Last year, Google launched support for the back-forward cache page caching technology on Android, which provides instant page loading when users navigate using the back or forward buttons.
According to a new document discovered by enthusiasts, the Google Chrome 92 update will also include support by default for such caching on Windows, Linux, and macOS platforms.
Now, if you open and close a page in Google Chrome, it is immediately unloaded from memory. For nearly two years, Google has been testing the back-forward cache to make it faster to open pages when users hit the back or forward button.
When the technology is finally implemented in the browser, users will be able to quickly re-open previously visited pages without having to download them again. This feature will allow Google Chrome’s Back and Forward buttons to work almost instantly.
Google currently plans to begin a “pilot rollout” of Chrome 92 and expand its reach in the coming months. It is not clear when this feature will be activated for all users, but interested users can manually enable it from the experimental features page in Chrome.
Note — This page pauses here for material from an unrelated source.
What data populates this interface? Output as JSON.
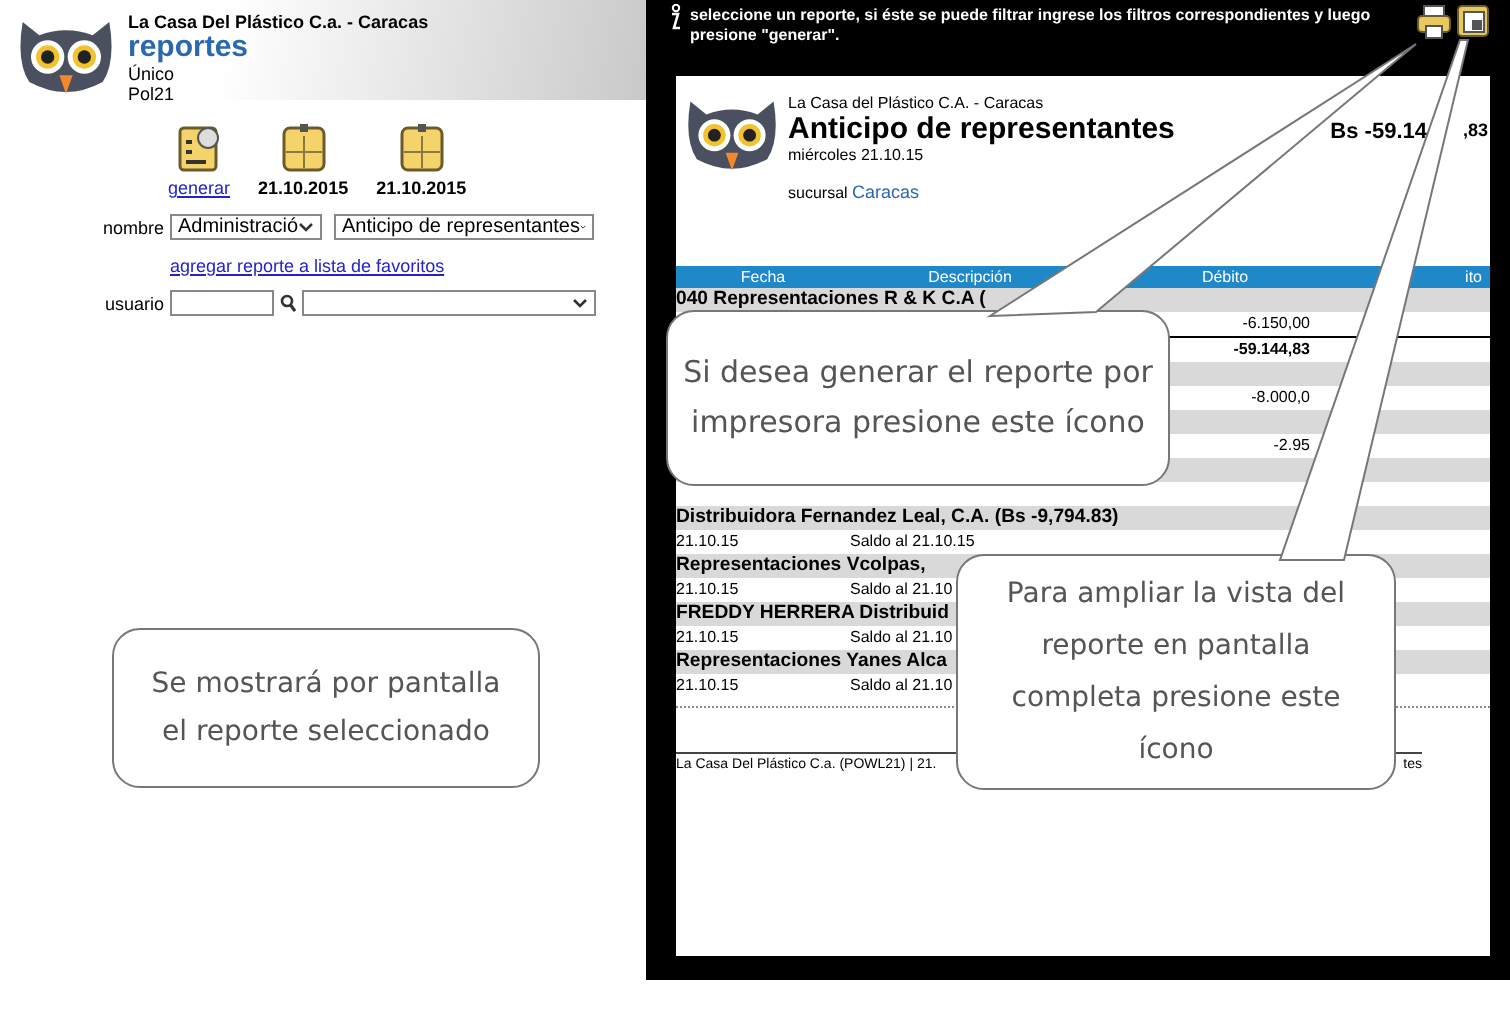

According to StatCounter statistics as of April 2021, Google Chrome continues to dominate the browser market with a well over 60% share.